● **What is needed**
An image-free, word-for-word version of the records below is to be returned.

● **Data to process**
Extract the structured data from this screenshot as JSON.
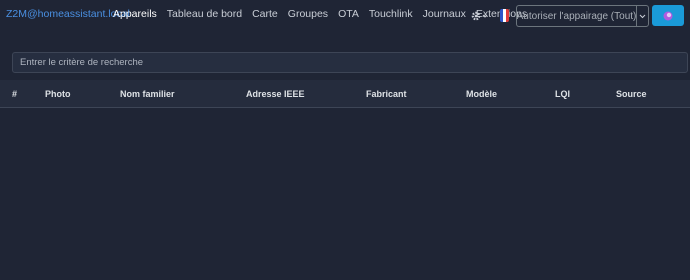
{
  "navbar": {
    "brand": "Z2M@homeassistant.local",
    "links": [
      {
        "label": "Appareils",
        "active": true
      },
      {
        "label": "Tableau de bord"
      },
      {
        "label": "Carte"
      },
      {
        "label": "Groupes"
      },
      {
        "label": "OTA"
      },
      {
        "label": "Touchlink"
      },
      {
        "label": "Journaux"
      },
      {
        "label": "Extensions"
      }
    ],
    "settings_icon": "gear-icon",
    "language_icon": "french-flag-icon",
    "pair_button_label": "Autoriser l'appairage (Tout)",
    "dropdown_icon": "chevron-down-icon",
    "permit_icon": "magic-wand-icon"
  },
  "search": {
    "placeholder": "Entrer le critère de recherche"
  },
  "table": {
    "columns": [
      "#",
      "Photo",
      "Nom familier",
      "Adresse IEEE",
      "Fabricant",
      "Modèle",
      "LQI",
      "Source"
    ]
  },
  "colors": {
    "background": "#1f2535",
    "brand": "#4a90e2",
    "primary_button": "#1a9ad8",
    "table_header": "#252c3d"
  }
}
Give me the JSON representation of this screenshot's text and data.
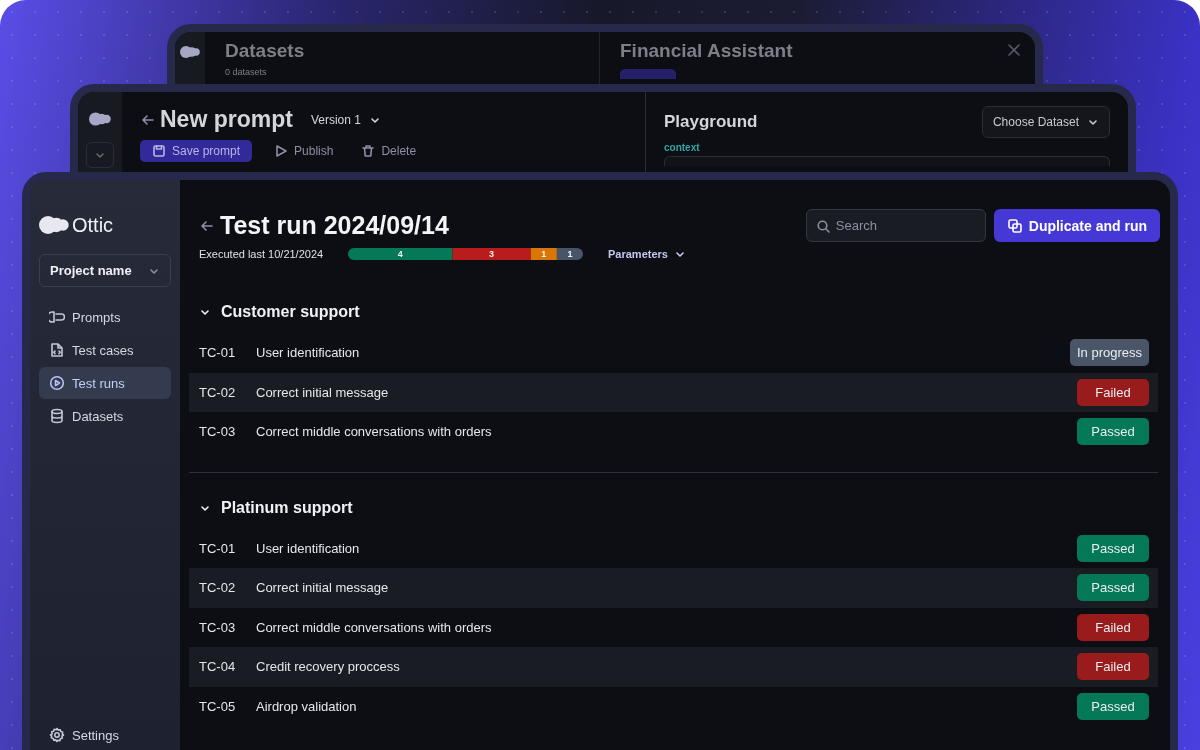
{
  "back_window": {
    "left_title": "Datasets",
    "left_subtitle": "0 datasets",
    "right_title": "Financial Assistant"
  },
  "middle_window": {
    "title": "New prompt",
    "version": "Version 1",
    "actions": [
      {
        "label": "Save prompt",
        "kind": "primary"
      },
      {
        "label": "Publish",
        "kind": "publish"
      },
      {
        "label": "Delete",
        "kind": "delete"
      }
    ],
    "playground": {
      "title": "Playground",
      "dataset_select": "Choose Dataset",
      "field_label": "context"
    }
  },
  "app": {
    "logo": "Ottic",
    "project": "Project name",
    "nav": [
      {
        "label": "Prompts",
        "selected": false
      },
      {
        "label": "Test cases",
        "selected": false
      },
      {
        "label": "Test runs",
        "selected": true
      },
      {
        "label": "Datasets",
        "selected": false
      }
    ],
    "settings": "Settings",
    "title": "Test run 2024/09/14",
    "search": {
      "placeholder": "Search"
    },
    "primary_button": "Duplicate and run",
    "executed": "Executed last 10/21/2024",
    "summary": {
      "chart_data": {
        "type": "bar",
        "orientation": "horizontal",
        "stacked": true,
        "data_labels": true,
        "series": [
          {
            "color": "#047857",
            "values": [
              4
            ]
          },
          {
            "color": "#b91c1c",
            "values": [
              3
            ]
          },
          {
            "color": "#d97706",
            "values": [
              1
            ]
          },
          {
            "color": "#475569",
            "values": [
              1
            ]
          }
        ]
      }
    },
    "parameters": "Parameters",
    "groups": [
      {
        "name": "Customer support",
        "expanded": true,
        "rows": [
          {
            "id": "TC-01",
            "name": "User identification",
            "status": "In progress",
            "kind": "progress"
          },
          {
            "id": "TC-02",
            "name": "Correct initial message",
            "status": "Failed",
            "kind": "failed"
          },
          {
            "id": "TC-03",
            "name": "Correct middle conversations with orders",
            "status": "Passed",
            "kind": "passed"
          }
        ]
      },
      {
        "name": "Platinum support",
        "expanded": true,
        "rows": [
          {
            "id": "TC-01",
            "name": "User identification",
            "status": "Passed",
            "kind": "passed"
          },
          {
            "id": "TC-02",
            "name": "Correct initial message",
            "status": "Passed",
            "kind": "passed"
          },
          {
            "id": "TC-03",
            "name": "Correct middle conversations with orders",
            "status": "Failed",
            "kind": "failed"
          },
          {
            "id": "TC-04",
            "name": "Credit recovery proccess",
            "status": "Failed",
            "kind": "failed"
          },
          {
            "id": "TC-05",
            "name": "Airdrop validation",
            "status": "Passed",
            "kind": "passed"
          }
        ]
      }
    ]
  }
}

● **Your response**
Extract the structured data from this screenshot as JSON.
{
  "navbar": {
    "brand": "Z2M@homeassistant.local",
    "links": [
      {
        "label": "Appareils",
        "active": true
      },
      {
        "label": "Tableau de bord"
      },
      {
        "label": "Carte"
      },
      {
        "label": "Groupes"
      },
      {
        "label": "OTA"
      },
      {
        "label": "Touchlink"
      },
      {
        "label": "Journaux"
      },
      {
        "label": "Extensions"
      }
    ],
    "settings_icon": "gear-icon",
    "language_icon": "french-flag-icon",
    "pair_button_label": "Autoriser l'appairage (Tout)",
    "dropdown_icon": "chevron-down-icon",
    "permit_icon": "magic-wand-icon"
  },
  "search": {
    "placeholder": "Entrer le critère de recherche"
  },
  "table": {
    "columns": [
      "#",
      "Photo",
      "Nom familier",
      "Adresse IEEE",
      "Fabricant",
      "Modèle",
      "LQI",
      "Source"
    ]
  },
  "colors": {
    "background": "#1f2535",
    "brand": "#4a90e2",
    "primary_button": "#1a9ad8",
    "table_header": "#252c3d"
  }
}
Give me the JSON representation of this screenshot's text and data.
{
  "back_window": {
    "left_title": "Datasets",
    "left_subtitle": "0 datasets",
    "right_title": "Financial Assistant"
  },
  "middle_window": {
    "title": "New prompt",
    "version": "Version 1",
    "actions": [
      {
        "label": "Save prompt",
        "kind": "primary"
      },
      {
        "label": "Publish",
        "kind": "publish"
      },
      {
        "label": "Delete",
        "kind": "delete"
      }
    ],
    "playground": {
      "title": "Playground",
      "dataset_select": "Choose Dataset",
      "field_label": "context"
    }
  },
  "app": {
    "logo": "Ottic",
    "project": "Project name",
    "nav": [
      {
        "label": "Prompts",
        "selected": false
      },
      {
        "label": "Test cases",
        "selected": false
      },
      {
        "label": "Test runs",
        "selected": true
      },
      {
        "label": "Datasets",
        "selected": false
      }
    ],
    "settings": "Settings",
    "title": "Test run 2024/09/14",
    "search": {
      "placeholder": "Search"
    },
    "primary_button": "Duplicate and run",
    "executed": "Executed last 10/21/2024",
    "summary": {
      "chart_data": {
        "type": "bar",
        "orientation": "horizontal",
        "stacked": true,
        "data_labels": true,
        "series": [
          {
            "color": "#047857",
            "values": [
              4
            ]
          },
          {
            "color": "#b91c1c",
            "values": [
              3
            ]
          },
          {
            "color": "#d97706",
            "values": [
              1
            ]
          },
          {
            "color": "#475569",
            "values": [
              1
            ]
          }
        ]
      }
    },
    "parameters": "Parameters",
    "groups": [
      {
        "name": "Customer support",
        "expanded": true,
        "rows": [
          {
            "id": "TC-01",
            "name": "User identification",
            "status": "In progress",
            "kind": "progress"
          },
          {
            "id": "TC-02",
            "name": "Correct initial message",
            "status": "Failed",
            "kind": "failed"
          },
          {
            "id": "TC-03",
            "name": "Correct middle conversations with orders",
            "status": "Passed",
            "kind": "passed"
          }
        ]
      },
      {
        "name": "Platinum support",
        "expanded": true,
        "rows": [
          {
            "id": "TC-01",
            "name": "User identification",
            "status": "Passed",
            "kind": "passed"
          },
          {
            "id": "TC-02",
            "name": "Correct initial message",
            "status": "Passed",
            "kind": "passed"
          },
          {
            "id": "TC-03",
            "name": "Correct middle conversations with orders",
            "status": "Failed",
            "kind": "failed"
          },
          {
            "id": "TC-04",
            "name": "Credit recovery proccess",
            "status": "Failed",
            "kind": "failed"
          },
          {
            "id": "TC-05",
            "name": "Airdrop validation",
            "status": "Passed",
            "kind": "passed"
          }
        ]
      }
    ]
  }
}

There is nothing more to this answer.